- [Exercise goal] Your reply should be made up of every line in the records below that holds the string "JSON".

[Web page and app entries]
□ □ □ □
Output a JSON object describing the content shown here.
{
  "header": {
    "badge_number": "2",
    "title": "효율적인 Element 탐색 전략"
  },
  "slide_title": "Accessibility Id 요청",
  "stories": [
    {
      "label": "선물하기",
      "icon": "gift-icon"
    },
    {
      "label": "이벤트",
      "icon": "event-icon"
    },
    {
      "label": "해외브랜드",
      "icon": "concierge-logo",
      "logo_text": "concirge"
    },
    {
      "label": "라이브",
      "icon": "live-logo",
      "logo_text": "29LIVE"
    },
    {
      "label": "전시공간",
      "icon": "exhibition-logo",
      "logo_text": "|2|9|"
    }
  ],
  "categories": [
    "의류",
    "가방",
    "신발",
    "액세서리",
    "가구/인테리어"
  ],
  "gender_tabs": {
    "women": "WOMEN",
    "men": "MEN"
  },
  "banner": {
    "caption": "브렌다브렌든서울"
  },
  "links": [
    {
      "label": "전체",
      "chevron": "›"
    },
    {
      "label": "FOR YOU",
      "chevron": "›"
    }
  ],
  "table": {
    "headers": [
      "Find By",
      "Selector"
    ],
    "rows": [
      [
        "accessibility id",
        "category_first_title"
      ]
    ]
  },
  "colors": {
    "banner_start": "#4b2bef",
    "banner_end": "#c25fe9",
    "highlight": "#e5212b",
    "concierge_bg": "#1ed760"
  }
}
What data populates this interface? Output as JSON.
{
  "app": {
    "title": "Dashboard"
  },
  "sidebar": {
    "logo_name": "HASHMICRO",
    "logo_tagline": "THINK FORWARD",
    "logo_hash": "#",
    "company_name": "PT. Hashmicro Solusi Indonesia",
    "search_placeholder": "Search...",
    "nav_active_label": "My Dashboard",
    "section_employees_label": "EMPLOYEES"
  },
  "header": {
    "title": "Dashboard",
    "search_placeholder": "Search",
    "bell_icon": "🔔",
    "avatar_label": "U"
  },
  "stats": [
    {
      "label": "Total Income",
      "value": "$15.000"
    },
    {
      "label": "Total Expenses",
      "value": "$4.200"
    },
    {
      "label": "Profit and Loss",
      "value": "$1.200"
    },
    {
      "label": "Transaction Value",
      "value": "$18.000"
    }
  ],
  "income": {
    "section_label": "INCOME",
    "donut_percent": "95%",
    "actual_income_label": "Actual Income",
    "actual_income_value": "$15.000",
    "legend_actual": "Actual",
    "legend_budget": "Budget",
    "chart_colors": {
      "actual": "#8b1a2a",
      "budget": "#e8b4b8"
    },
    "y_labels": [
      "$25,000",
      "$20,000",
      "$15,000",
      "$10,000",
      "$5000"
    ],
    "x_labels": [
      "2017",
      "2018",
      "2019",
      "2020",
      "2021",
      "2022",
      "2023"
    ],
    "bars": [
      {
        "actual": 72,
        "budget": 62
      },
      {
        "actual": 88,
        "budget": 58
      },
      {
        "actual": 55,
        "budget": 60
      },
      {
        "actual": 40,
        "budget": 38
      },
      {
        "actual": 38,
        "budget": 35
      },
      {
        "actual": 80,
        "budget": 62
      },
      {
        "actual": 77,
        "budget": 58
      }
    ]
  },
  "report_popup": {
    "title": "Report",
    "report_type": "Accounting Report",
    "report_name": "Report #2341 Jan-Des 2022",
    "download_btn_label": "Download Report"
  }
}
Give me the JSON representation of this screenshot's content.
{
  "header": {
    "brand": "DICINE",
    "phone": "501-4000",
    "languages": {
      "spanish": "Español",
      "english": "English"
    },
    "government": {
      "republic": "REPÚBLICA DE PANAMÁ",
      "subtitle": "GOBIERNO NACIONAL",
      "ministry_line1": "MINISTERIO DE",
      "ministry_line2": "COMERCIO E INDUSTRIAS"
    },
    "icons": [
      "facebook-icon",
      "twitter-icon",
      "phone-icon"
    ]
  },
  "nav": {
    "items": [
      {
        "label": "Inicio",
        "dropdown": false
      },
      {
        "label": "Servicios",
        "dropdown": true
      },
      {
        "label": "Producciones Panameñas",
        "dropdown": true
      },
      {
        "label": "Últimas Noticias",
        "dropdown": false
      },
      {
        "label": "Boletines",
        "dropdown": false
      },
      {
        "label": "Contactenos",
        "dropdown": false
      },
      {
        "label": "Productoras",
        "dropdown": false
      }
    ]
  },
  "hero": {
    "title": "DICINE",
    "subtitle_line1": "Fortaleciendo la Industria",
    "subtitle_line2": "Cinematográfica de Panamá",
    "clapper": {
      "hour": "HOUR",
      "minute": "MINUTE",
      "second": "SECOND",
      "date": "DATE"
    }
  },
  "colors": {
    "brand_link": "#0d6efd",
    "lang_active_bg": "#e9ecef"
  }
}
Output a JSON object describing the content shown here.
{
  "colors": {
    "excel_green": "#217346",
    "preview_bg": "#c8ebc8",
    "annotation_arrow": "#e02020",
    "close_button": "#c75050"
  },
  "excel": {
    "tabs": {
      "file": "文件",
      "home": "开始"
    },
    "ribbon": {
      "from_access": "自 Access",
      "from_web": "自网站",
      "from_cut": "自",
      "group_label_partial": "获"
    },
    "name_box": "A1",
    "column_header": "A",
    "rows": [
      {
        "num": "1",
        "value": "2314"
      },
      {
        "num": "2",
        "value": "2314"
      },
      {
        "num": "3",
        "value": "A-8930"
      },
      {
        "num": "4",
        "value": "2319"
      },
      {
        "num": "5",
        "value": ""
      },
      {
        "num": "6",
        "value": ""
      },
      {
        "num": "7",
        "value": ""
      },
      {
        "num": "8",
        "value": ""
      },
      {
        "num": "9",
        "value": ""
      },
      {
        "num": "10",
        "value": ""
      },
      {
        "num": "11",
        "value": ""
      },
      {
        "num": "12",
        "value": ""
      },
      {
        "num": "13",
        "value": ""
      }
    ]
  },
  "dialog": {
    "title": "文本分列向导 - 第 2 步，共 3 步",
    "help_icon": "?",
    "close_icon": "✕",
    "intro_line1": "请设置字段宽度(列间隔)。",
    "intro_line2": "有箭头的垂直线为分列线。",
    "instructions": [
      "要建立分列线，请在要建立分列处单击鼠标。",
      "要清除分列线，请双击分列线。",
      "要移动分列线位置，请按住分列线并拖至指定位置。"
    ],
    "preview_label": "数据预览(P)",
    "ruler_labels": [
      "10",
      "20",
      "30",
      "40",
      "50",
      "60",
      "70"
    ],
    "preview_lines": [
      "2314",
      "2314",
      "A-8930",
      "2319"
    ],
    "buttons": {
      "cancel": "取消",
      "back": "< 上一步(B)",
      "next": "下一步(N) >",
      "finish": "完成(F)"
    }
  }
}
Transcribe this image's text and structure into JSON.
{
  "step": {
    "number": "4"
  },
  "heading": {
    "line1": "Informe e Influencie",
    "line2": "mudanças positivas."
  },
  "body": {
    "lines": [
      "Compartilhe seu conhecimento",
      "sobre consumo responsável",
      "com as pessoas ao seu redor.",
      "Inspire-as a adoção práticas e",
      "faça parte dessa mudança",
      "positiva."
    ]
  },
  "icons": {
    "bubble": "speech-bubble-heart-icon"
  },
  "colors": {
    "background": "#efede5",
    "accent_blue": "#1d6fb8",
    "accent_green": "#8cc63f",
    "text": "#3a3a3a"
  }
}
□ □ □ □
- [Answer area]
Output a JSON object describing the content shown here.
What data populates this interface? Output as JSON.
Give me the JSON representation of this screenshot's content.
Output a JSON object describing the content shown here.
Transcribe this image's text and structure into JSON.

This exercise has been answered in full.